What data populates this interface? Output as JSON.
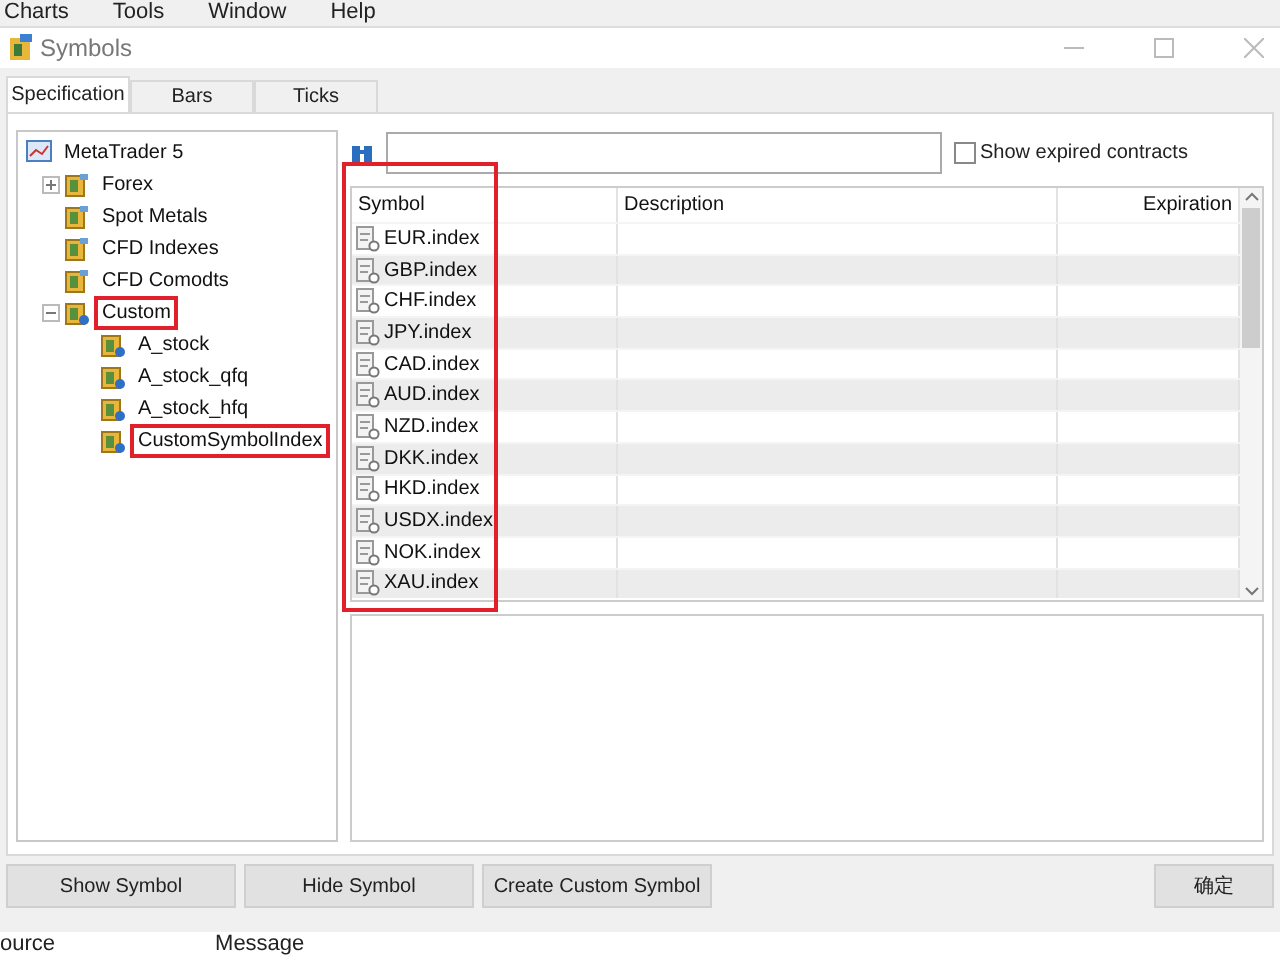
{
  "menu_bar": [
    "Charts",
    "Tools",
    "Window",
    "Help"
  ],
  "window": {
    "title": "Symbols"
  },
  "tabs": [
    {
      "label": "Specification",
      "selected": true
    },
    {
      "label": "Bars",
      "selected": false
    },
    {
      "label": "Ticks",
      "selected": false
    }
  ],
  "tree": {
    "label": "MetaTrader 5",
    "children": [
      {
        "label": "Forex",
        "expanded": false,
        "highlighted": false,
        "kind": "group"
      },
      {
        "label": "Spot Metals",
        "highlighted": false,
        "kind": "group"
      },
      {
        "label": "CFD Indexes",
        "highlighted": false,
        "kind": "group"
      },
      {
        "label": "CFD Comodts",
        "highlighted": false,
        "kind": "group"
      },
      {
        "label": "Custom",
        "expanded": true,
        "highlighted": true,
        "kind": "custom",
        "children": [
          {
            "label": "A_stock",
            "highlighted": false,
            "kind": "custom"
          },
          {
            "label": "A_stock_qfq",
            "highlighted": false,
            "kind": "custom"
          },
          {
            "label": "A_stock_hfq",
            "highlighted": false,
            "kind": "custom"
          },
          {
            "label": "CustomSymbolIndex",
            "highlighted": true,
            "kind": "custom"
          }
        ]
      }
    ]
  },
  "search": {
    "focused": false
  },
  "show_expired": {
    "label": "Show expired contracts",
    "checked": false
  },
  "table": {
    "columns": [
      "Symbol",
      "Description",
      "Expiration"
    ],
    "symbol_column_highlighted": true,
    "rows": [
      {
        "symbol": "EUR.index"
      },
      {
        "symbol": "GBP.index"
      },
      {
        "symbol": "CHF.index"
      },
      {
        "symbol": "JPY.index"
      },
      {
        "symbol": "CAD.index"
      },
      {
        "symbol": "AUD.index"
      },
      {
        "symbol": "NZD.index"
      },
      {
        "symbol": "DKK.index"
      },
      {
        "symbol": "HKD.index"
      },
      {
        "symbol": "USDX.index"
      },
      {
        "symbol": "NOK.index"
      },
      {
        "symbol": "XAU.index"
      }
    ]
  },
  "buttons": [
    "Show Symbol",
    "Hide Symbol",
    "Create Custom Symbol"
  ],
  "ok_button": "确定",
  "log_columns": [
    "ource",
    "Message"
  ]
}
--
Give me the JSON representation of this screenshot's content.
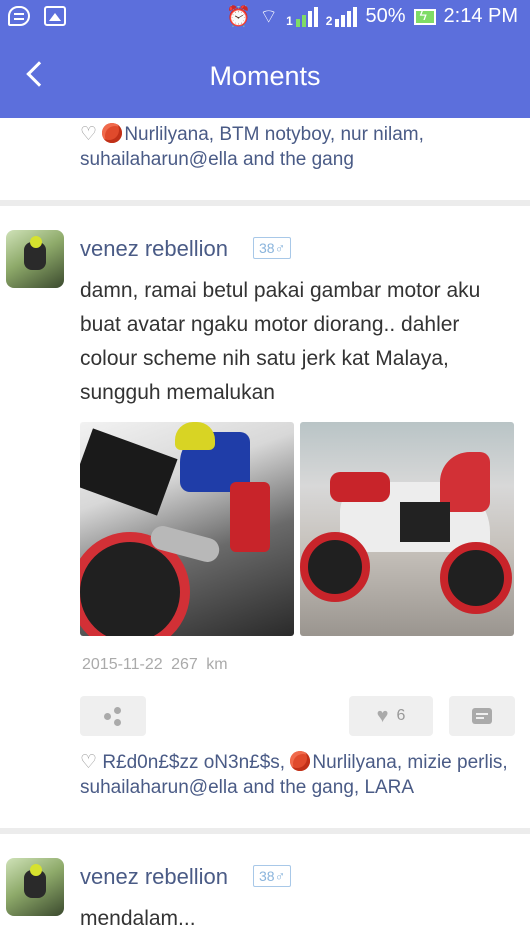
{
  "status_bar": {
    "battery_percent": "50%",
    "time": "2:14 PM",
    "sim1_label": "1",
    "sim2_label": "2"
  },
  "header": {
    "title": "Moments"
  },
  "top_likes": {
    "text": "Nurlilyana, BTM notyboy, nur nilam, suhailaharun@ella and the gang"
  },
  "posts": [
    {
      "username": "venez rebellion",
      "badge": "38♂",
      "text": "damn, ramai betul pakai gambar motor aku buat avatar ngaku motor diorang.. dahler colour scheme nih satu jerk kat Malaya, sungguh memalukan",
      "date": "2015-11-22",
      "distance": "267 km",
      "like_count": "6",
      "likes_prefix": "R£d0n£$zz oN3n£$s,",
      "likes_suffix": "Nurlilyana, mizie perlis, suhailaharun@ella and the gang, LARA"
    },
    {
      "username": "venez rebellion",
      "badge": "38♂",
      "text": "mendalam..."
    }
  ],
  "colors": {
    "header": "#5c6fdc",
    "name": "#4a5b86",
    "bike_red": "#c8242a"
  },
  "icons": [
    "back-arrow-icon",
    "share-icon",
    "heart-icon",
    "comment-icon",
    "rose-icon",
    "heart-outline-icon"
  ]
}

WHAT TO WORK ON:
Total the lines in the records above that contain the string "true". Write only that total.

EXERCISE ANSWER:
5